Through a chance meeting with J.G. Ballard’s novel ‘Crash’, Body Horror explore the darkened corners of human fetishes.
Photo: Galen Bullivant | Words: Karl Johnson
It’s release day for London outfit Body Horror, new single ‘Cull The Culture’ arrives as the follow up to 2021 swampy-rock hit ‘The Gimp’s Gimp’. In very Body Horror fashion, we have a thought-provoking visual aid which arrives with the single, out on Hideous Mink Records. We got in touch with the band to dissect the themes of inevitable cultural change, humanity’s fascination with self-destruction and filming their music video on a Tottenham industrial estate where they live.
Where & how did you record the track ‘Cull The Culture’? Talk to me about the process..
“We recorded it at The Park Studios in Wembley with our friend Tobin Engineering. We recorded it over a couple days back to back with our last single ‘The Gimp’s Gimp’. ‘Cull the Culture’ is a lot more meat and potatoes than that previous single. We just recorded it live, four of us in a room, and we just tried to put as much energy into that room as possible. This song is about an attitude more than anything else so we just tried to bottle that.”
Where was the music video shot and what did you want to achieve with it?
“It was all shot outside my place in the warehouse area of Tottenham.

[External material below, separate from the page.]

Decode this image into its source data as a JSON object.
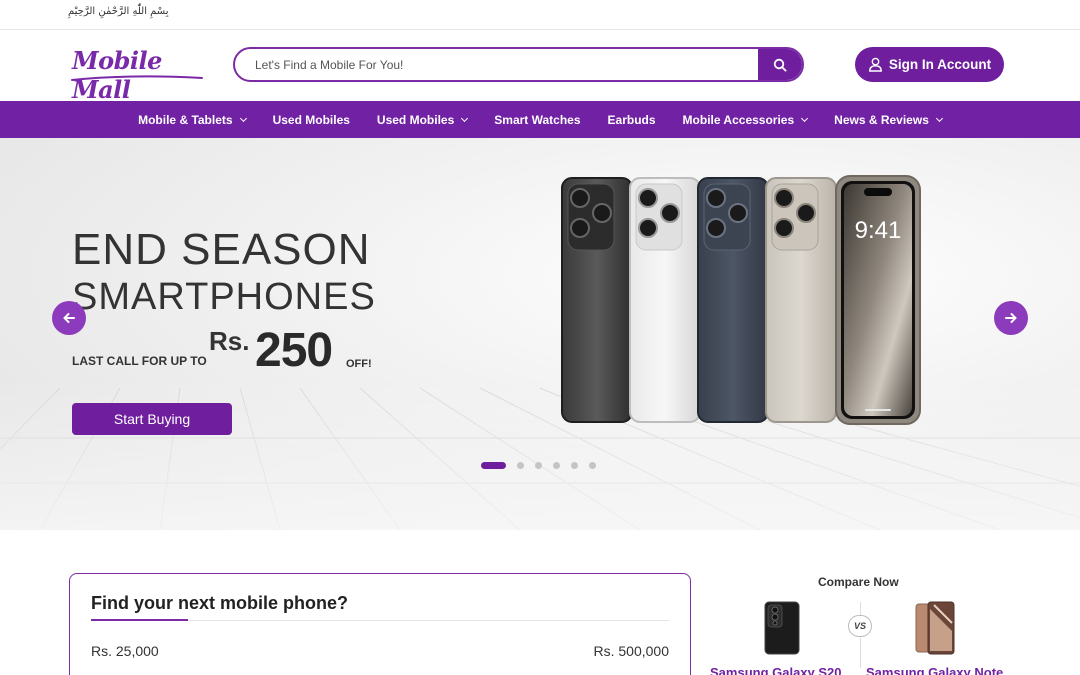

It’s like a looping industrial estate so it’s perfect for car-based videos because no one comes down here. The amount of crews I’ve seen outside my house shooting drill or grime videos is kind of crazy. So we wanted to make our own car video. The idea came from symphorophilia which I read about in a J.G. Ballard novel ‘Crash’. It’s this fetish for wanting to be in a horrific accident like a car crash. I wanted to retell it in a grim but funny way with this group of desperate, messed up guys getting turned on by roleplaying as crash test dummies. It’s so dumb but that’s what made it so much fun to make.”
How does ‘Cull The Culture’ compare to your debut ‘The Gimp’s Gimp’, do they feel connected?
“Musically they are very different. They have some sonic similarities, the gross, wobbly sounds. But as songs they’re trying to do different things. ‘The Gimp’s Gimp’ was very influenced by electronic music, building this journey with different rhythms and grooves. ‘Cull the Culture’ is much simpler, it’s more about a mood. The vocals take centre stage and really if you break it down it’s a basic rock song, but that’s its charm I think.”
What the story/ ideas behind ‘Cull The Culture’ lyrically?
“I’m taking the piss basically. It’s written from this cynical, sloganeering view point, barking about bad cultural change. But it blurs the lines between positive and negative change, not realising you’re the one benefiting, the culture is changing for you. Being part of the solution but very much the problem. The song’s viewpoint is intended to be confused. It’s not subtle because people don’t leave room for subtlety when they talk about this subject. But there is an underlying hopelessness there in the lyrics, that even our defiance is sold to use, so all you can do is surrender to the all consuming futility and take the piss out of it.”
What were you looking to achieve instrumentally in the track?
“We wanted it to sound like this laid-back but grotesque rock and roll song. it was a very natural song to write. Bart brought in this bassline to rehearsal and we finished the song in that session. It definitely took the least amount of time for us to write out of all of our songs.”
What artists inspire the writing/ playing/ sound on ‘Cull The Culture’ and Body Horror’s music?
“With this song I’d say it’s a very different side to our sound than what influences the other songs. Iggy Pop’s Berlin records definitely. The Stranglers. That sleazier side of The Doors, and maybe Ride’s early stuff.”
What plans can you share with us for Body Horror in 2022?
“Recording the new stuff we’re working on, we recorded ‘Cull the Culture’ so long ago now. I feel we’ve come some way since then. So I’m really excited to show people what we’ve been working on. It’s going to be very different, I’ll say that.”